━━━ Exercise input ━━━

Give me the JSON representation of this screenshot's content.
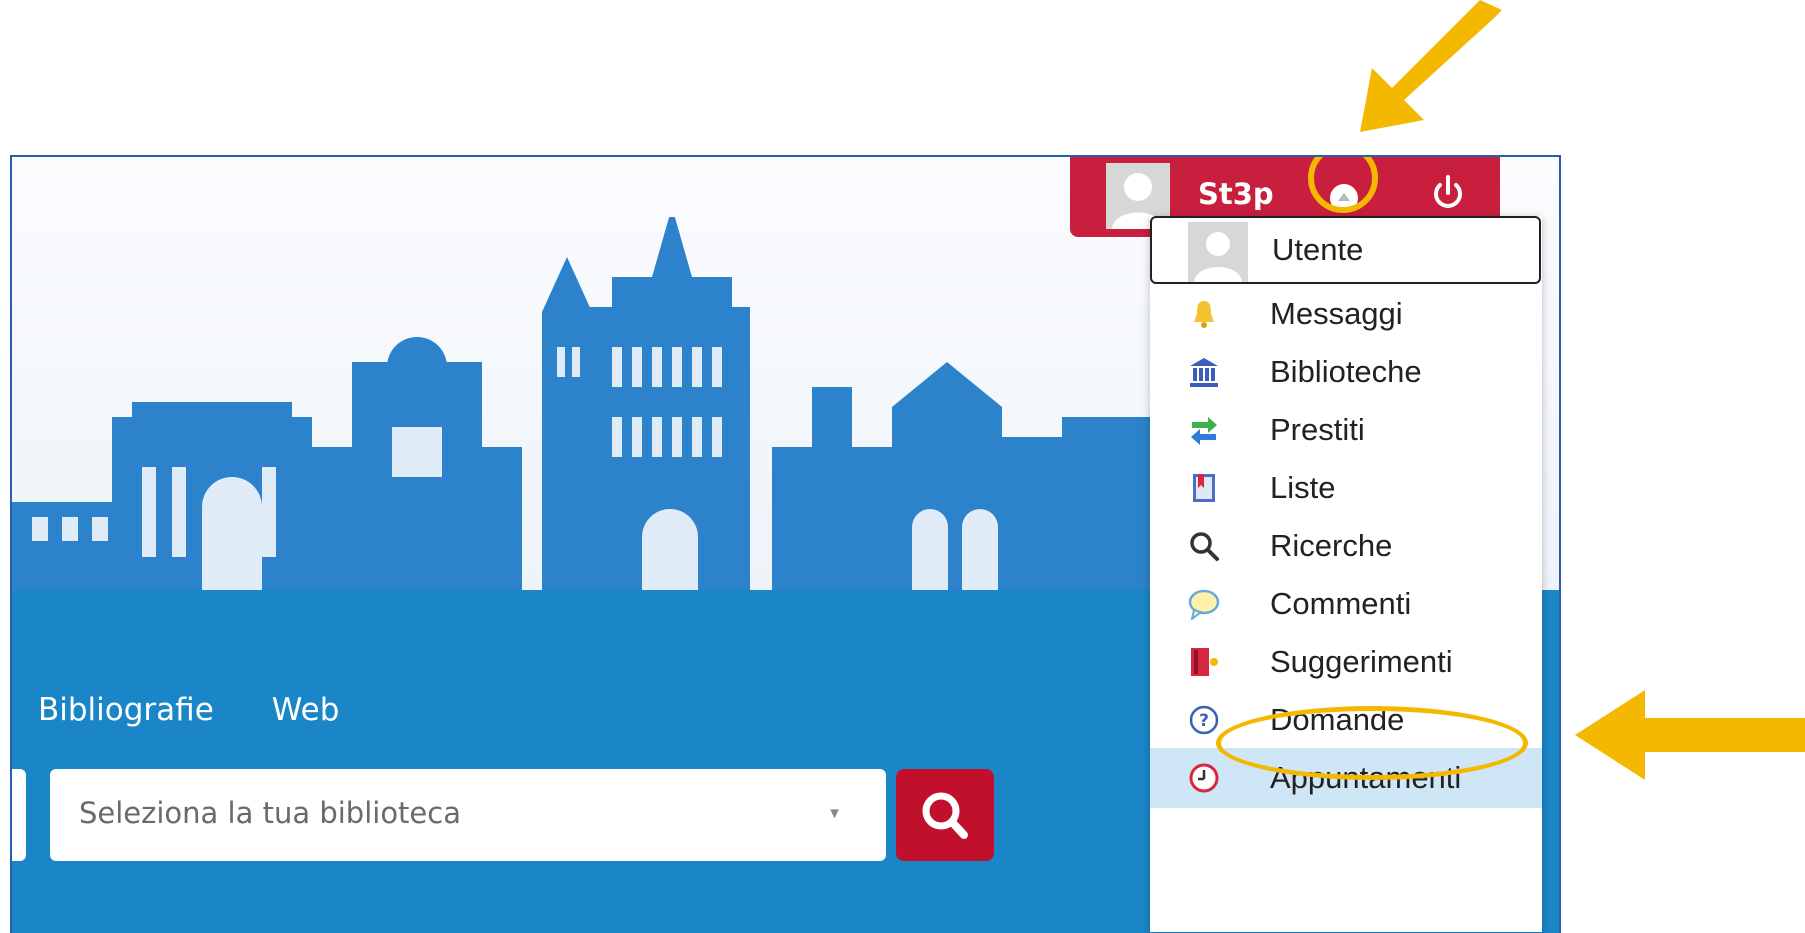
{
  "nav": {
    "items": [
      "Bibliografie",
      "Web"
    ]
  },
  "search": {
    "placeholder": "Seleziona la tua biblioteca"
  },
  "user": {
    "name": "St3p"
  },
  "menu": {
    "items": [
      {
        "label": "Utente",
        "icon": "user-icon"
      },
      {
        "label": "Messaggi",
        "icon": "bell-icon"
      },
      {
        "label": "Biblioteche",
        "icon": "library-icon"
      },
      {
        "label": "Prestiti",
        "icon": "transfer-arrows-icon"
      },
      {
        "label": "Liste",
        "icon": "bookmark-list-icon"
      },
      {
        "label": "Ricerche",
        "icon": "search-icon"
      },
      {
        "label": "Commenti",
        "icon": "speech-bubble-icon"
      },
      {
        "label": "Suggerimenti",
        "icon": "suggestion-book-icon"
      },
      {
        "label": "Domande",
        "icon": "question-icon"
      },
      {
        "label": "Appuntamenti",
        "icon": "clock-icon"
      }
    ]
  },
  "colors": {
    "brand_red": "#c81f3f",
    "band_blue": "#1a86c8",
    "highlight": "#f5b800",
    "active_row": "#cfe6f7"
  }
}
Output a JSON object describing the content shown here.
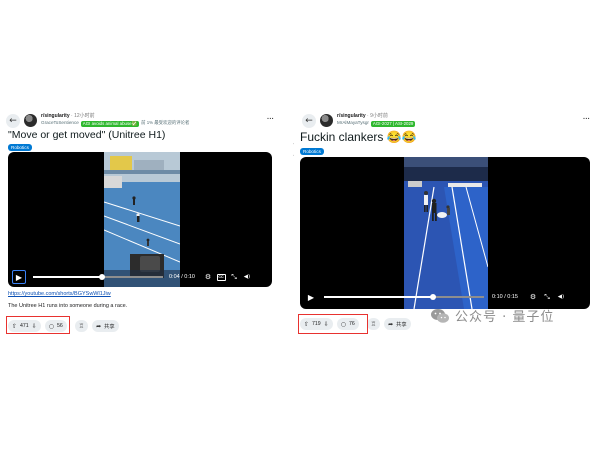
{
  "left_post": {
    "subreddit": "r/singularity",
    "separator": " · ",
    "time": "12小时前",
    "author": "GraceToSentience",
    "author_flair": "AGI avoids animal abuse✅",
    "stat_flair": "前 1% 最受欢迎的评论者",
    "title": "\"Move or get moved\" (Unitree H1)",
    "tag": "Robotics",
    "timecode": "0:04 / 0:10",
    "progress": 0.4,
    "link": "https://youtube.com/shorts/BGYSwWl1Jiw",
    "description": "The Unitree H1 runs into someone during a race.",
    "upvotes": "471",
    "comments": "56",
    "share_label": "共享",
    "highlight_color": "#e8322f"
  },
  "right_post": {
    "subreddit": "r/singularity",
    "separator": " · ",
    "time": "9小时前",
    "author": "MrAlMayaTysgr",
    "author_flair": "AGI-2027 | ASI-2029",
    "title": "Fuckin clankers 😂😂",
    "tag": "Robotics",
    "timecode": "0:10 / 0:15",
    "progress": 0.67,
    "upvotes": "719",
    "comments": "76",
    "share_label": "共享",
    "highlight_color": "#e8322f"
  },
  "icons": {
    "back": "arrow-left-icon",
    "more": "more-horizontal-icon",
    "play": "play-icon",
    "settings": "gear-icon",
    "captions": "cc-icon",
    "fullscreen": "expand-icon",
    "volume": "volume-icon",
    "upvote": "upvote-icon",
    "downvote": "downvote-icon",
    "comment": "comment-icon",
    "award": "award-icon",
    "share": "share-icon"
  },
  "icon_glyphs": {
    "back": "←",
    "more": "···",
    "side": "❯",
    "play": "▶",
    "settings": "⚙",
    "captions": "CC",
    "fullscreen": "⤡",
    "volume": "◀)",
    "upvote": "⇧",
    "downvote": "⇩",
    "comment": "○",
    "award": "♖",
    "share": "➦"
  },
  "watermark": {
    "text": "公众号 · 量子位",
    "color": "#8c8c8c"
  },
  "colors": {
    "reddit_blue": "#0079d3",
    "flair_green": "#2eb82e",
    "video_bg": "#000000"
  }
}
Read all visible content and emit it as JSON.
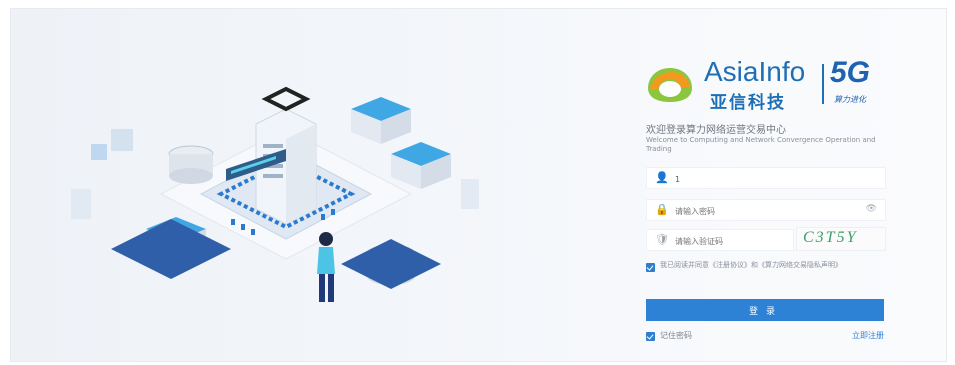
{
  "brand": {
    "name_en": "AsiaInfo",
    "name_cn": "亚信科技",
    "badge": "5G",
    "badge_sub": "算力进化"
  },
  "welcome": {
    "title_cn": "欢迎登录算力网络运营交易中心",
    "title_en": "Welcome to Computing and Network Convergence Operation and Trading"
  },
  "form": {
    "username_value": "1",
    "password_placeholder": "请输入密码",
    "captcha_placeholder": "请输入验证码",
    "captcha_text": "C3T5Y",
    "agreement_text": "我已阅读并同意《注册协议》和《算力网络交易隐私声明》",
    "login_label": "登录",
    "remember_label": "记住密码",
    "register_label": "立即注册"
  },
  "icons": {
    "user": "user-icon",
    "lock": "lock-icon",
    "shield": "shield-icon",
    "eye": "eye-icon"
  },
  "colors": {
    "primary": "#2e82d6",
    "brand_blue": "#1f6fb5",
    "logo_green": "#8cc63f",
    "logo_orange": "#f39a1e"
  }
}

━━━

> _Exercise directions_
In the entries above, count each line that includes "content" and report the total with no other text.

> _Result for this exercise_
3